Should schools be worried about "customer service"? After today, I'm thinking maybe ours should.
I'm going on vacation—but, first, a little rumination on what I hope will happen while I'm gone.
Providing inconsistent funding for schools, and especially tying it to the political process, is a recipe for mediocrity. Let's start a conversation about addressing this problem.
Are we paying too much for education or not enough? As investments in public education continue to shrink, so, too, do our hopes of ever leveling the proverbial playing field.
If the first things you think of when you think of scoring the tests associated with Common Core are cheeseburgers and Craigslist, then two things may be true about you: you have probably never been a teacher, and you probably work for Pearson. Why aren't teachers the ones grading Common Core exams?
Another teacher with outstanding potential is set to leave the classroom.
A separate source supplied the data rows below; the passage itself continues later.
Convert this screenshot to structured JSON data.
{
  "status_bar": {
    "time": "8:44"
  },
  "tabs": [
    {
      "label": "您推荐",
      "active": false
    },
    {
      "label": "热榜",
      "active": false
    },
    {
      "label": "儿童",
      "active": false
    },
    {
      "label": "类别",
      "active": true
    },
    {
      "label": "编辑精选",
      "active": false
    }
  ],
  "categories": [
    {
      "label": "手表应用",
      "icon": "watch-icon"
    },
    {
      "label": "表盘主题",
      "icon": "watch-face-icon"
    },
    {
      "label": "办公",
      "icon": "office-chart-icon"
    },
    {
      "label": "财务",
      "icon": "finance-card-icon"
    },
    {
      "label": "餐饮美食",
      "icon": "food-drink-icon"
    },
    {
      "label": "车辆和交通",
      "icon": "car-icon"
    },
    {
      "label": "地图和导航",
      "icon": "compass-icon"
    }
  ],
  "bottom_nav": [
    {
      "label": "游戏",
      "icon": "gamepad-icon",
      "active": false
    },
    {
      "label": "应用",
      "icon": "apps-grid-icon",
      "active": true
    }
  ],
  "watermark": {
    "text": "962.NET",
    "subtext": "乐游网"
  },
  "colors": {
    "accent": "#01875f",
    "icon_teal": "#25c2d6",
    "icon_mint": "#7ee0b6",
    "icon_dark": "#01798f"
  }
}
Should we blame her teacher education program for that, or a larger culture that denigrates teaching and narrows our definition of educational success?
School's out, and that means it's time again for report cards. In the spirit of the season, I have decided to issue a report card of my own. I want to share the wealth and make sure the schools that my kids attend have a taste of that accountability too.
Think you have what it takes to send a kid to kindergarten? You may want to check your medical records and family vacation logs first.
Everybody wants children to be safe at school. Did you know there's an industry popping up to make sure you don't spend too much time thinking about the unexpected consequences of that?
The good news is that the local super-PAC candidates all lost their bids for seats on the school board; the bad news is that we pretty much sent the same board we already had back to work. There is plenty more work to do.